FDA inspections are a common feature of the medical device industry and something companies should be prepared for every day. Adhering to strict guidelines throughout the year will lead to a smoother inspection process.

How medical device surveillance benefits clinicians

Patients deserve high-quality care options, thoroughly grounded in research to ensure the best possible outcomes. It sounds like an obvious staple of the health-care world, but this is not always the case.

Efforts exist to better understand the effects of prescription drugs – both benefits and risks – but no such efforts exist to discover the same in medical devices. In fact, many devices have little accompanying data pertaining to their effectiveness, reliability or quality once they are released to the market. Instead, these things are learned “in the field” when they are used in association with the treatment of patients. Rarely is that information shared.

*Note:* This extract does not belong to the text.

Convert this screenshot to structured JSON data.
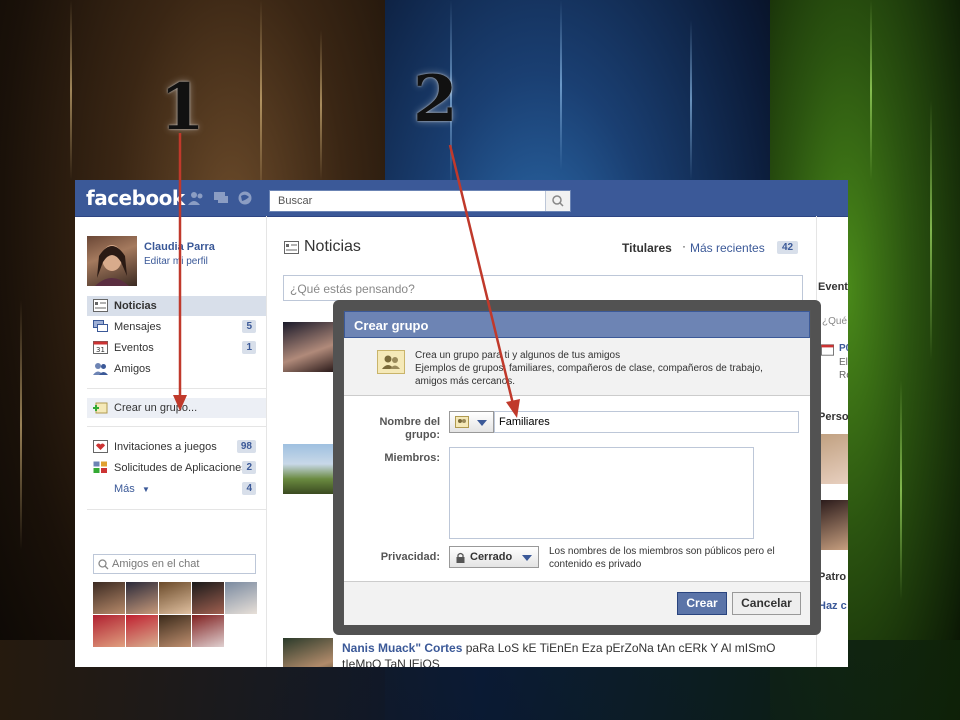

This isn’t to say clinical trials are not done – far from it in fact. But the information these trials offer often fails to answer the questions that arise from in-practice situations.

Medical professionals are working to change this. A joint project from the Center for Health Policy at Brookings, the Food and Drug Administration and clinician, industry, payer and patient representatives will seek to outline the process for creating a national system that captures important device-related information as they are used in the field.

The medical device post market surveillance system, as it is being called, aims to improve safety surveillance while supporting device evaluation capabilities. The data gleaned here will further allow clinicians to analyze the device’s capabilities, overall quality and how it compares to other devices in the same space.

To succeed, however, the system will need to determine how to gather this information while minimizing the reporting required from clinicians. Research shows the average clinician may spend as little as four minutes with a patient, and most spend 8-15 minutes reporting afterward. It is not possible for these numbers to actually decrease if additional reporting time is required.

This new evidence must also be delivered in real time in order to offer any benefit. In a fast-paced industry such as health care, data that is reported late will likely be reported for a device that has already become obsolete.

While these are important challenges, the idea of a medical device post market surveillance system offers benefits to everyone involved in health care. Patients deserve high-quality options and such a system makes those options possible.

To find the medical devices your health-care facility needs, visit MedicalDeviceDepot.com.

How patient experience improves the medical device industry

This is an exciting time to work in the medical device industry. After decades of trying to determine the role of patient experience when creating regulatory policy, it appears answers may finally be coming.

The Medical Device Innovation Consortium released what it calls an “initial thought piece” in May, providing a guide for device makers seeking out information regarding patient preference when submitting data to obtain product approvals. The Consortium represents a joint effort of the device industry itself, the National Institute of Health and the Food and Drug Administration.

Ross Jaffe of Versant Ventures says that while patient preference is not required for a device manufacturer to obtain FDA approval, device manufacturers should consider it “an enhancement of a submission.”

In addition, device manufacturers benefit from the newly released FDA guidance that outlines just what patient preference information will be reviewed and considered by the FDA when weighing approval of any application for a new medical device.

For medical device manufacturers, these developments shed new light on an area that has always been frustratingly unclear. Device manufacturers can now use this information and these new guidelines to efficiently deliver proper applications to the FDA and get new, helpful medical devices on the market for the health-care facilities and patients in need, all more quickly than ever before.

To find all of the medical devices your health-care facility needs, contact Medical Device Depot today